High seas, or waters beyond national jurisdiction, represent two thirds of the ocean. They are one of the most valuable sources of benefits for our society both at ecological and socio-economic levels, but they are also subjected to high pressure from overexploitation, pollution and climate change resulting in biodiversity loss.
These waters beyond national jurisdiction are currently regulated by different international agreements, such as regional fisheries management organisations. The remaining third of the ocean is composed by territorial waters and Exclusive Economic Zones. These waters are regulated by the different sovereigns states under which they fall and subject to national laws.
Since ocean governance mostly focused on waters under national jurisdiction, there has been a lack of coordination between countries which led to an ineffective implementation of international agreements, in a realm that knows no boundaries. The result is that, often, the waters beyond national jurisdiction are left unregulated and national efforts to stop the increasing decline in marine biodiversity and ecosystems degradation have proved to be insufficient.
Negotiations to develop a legally binding instrument for the conservation and sustainable use of marine biological diversity in areas beyond national jurisdiction started two decades ago. On the 4th of March 2023, after a long process of negotiations, the text of the High Seas Treaty was finally agreed upon at the 5th Intergovernmental Conference in New York and on the 19th of June it was adopted.
The Highs Seas treaty, also known as the Biodiversity Beyond National Jurisdiction treaty (BBNJ), is a legally binding instrument under the United Nations Convention on the Law of the Sea (UNCLOS). It aims to establish that missing cohesive framework to protect the ocean, tackle environmental degradation, fight climate change, and prevent biodiversity loss.
It focusses on 4 areas:
- Marine genetic resources and the fair and equitable sharing of benefits
- Area-based management tools which includes Marine Protected Areas
- Environmental Impact Assessments
- Capacity building and the sharing of marine technology
The treaty will create a process for the establishment of large-scale marine protected areas on the high seas, a key measure to meet the commitment of the Kunming-Montreal Global Biodiversity Agreement. However, there are concerns for the implementation as the language in the text still allows fishing within future MPAs.
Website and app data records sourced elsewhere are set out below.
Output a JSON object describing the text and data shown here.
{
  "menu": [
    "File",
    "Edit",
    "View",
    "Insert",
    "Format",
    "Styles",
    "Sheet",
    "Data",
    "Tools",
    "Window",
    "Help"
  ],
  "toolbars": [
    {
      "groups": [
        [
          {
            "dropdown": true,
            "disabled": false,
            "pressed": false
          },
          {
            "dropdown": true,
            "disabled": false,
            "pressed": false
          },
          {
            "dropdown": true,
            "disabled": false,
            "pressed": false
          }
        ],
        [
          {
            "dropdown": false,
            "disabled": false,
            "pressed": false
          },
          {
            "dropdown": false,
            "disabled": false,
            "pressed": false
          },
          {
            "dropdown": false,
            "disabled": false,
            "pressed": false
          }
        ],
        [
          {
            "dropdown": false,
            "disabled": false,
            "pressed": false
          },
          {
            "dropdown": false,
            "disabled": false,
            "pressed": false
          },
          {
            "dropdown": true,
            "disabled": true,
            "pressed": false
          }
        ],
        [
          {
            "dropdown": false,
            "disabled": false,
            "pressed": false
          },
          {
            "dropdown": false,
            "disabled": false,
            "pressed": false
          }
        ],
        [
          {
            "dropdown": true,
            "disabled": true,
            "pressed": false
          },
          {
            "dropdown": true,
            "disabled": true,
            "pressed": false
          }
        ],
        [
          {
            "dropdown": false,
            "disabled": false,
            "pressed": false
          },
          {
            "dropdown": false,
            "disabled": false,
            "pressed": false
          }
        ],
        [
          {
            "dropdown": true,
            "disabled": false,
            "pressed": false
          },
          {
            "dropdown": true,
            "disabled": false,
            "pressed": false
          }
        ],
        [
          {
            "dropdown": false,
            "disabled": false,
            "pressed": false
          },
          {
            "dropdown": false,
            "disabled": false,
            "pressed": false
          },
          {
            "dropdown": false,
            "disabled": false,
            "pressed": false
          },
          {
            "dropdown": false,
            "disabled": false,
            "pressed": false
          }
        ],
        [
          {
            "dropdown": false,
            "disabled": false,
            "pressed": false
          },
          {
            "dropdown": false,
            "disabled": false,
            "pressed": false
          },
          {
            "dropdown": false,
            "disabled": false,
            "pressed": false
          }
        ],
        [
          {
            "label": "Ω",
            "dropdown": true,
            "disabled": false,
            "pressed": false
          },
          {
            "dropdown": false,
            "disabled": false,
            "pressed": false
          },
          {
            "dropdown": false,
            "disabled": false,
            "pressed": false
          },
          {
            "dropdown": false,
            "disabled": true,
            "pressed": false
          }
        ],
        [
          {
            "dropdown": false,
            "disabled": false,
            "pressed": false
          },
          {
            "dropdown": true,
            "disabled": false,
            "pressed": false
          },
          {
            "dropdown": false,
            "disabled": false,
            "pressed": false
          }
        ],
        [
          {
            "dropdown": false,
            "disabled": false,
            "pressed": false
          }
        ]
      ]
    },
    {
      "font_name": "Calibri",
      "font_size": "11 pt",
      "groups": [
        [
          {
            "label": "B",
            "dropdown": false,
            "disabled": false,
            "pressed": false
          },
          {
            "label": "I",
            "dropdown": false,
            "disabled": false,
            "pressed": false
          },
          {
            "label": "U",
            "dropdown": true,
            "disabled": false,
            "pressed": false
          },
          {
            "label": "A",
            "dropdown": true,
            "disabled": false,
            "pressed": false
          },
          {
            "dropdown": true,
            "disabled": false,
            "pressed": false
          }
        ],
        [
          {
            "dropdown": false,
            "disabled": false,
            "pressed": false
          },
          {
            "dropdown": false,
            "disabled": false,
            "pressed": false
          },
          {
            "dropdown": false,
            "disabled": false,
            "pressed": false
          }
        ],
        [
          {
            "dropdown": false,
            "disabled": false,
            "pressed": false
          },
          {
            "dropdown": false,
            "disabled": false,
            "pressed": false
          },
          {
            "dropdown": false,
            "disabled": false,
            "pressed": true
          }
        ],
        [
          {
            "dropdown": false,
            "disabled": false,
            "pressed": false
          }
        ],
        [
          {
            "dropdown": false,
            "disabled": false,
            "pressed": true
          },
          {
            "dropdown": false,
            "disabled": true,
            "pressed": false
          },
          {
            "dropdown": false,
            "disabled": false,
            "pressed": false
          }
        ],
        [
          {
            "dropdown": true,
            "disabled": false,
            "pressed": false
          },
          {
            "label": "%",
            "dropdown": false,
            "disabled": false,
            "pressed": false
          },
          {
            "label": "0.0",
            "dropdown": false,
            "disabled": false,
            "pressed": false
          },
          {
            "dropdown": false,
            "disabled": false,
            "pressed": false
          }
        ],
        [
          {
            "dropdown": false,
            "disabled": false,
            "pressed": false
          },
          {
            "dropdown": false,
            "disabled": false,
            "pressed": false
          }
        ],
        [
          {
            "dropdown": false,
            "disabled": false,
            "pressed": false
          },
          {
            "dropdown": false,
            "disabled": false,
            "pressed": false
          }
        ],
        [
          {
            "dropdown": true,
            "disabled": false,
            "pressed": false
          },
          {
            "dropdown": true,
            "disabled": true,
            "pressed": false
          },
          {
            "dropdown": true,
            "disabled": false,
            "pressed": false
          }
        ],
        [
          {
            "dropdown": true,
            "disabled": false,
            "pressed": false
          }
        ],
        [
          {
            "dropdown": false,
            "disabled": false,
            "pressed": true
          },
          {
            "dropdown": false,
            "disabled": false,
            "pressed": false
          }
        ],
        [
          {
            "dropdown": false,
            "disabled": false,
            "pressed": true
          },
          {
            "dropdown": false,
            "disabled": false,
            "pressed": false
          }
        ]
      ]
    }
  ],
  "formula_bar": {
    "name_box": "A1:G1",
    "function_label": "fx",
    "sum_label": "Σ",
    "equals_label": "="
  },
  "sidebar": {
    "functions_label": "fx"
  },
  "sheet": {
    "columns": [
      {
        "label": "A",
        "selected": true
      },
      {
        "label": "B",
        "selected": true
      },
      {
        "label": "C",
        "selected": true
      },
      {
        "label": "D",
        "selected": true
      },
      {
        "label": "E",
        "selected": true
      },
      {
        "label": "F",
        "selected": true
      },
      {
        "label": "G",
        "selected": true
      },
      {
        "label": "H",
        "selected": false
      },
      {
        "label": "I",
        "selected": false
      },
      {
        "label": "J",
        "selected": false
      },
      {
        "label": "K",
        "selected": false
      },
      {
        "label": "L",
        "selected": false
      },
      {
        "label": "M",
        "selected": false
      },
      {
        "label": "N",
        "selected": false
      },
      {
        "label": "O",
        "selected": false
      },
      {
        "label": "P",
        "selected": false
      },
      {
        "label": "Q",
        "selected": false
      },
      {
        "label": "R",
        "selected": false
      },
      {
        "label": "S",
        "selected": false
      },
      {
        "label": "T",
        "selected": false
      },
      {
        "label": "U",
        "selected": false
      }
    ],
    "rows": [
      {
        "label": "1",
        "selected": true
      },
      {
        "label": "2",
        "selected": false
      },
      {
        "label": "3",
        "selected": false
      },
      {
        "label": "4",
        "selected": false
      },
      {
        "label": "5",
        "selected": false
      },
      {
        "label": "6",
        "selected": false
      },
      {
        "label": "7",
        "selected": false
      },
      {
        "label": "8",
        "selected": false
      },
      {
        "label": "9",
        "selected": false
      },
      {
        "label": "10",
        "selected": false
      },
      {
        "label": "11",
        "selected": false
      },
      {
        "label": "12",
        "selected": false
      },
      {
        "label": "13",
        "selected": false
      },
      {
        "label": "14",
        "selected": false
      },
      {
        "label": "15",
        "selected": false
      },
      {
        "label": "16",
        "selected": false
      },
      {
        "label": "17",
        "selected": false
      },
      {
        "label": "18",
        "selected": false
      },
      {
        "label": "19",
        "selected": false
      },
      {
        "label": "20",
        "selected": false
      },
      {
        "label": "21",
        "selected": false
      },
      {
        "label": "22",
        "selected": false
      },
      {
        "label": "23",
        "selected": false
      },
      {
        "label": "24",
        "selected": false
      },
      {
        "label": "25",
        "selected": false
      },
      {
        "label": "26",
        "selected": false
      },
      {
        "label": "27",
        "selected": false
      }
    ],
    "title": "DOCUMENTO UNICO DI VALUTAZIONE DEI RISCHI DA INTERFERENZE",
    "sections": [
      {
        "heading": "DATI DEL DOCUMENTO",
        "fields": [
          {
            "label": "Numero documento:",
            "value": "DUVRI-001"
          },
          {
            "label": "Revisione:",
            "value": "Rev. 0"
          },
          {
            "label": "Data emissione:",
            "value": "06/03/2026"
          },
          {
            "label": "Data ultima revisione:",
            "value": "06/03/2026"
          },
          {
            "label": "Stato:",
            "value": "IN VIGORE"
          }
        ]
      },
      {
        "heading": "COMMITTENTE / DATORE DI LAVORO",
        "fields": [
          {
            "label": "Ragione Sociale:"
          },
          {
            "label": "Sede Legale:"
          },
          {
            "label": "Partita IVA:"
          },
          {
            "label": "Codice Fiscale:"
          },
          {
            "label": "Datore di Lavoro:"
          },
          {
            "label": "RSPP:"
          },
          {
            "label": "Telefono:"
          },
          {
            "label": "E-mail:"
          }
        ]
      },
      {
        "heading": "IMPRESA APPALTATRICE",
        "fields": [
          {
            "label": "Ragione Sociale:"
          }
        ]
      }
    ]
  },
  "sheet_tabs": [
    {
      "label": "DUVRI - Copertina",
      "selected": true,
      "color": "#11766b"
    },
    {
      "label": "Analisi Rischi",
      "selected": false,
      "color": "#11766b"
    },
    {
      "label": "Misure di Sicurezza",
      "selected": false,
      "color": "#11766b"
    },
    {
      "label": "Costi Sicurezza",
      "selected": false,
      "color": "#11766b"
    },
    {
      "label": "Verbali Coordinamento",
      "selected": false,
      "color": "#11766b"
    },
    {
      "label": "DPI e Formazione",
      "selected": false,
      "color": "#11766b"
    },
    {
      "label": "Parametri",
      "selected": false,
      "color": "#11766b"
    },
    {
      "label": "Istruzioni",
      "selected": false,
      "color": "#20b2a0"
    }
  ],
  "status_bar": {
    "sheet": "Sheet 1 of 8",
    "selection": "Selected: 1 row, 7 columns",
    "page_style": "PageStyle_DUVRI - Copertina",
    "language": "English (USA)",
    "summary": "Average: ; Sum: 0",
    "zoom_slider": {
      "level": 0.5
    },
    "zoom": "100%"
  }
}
In order for the treaty to come into effect, a minimum of 60 member states need to ratify it. A process which previously took 12 years for UNCLOS.
You can find more information on the High Seas Treaty here.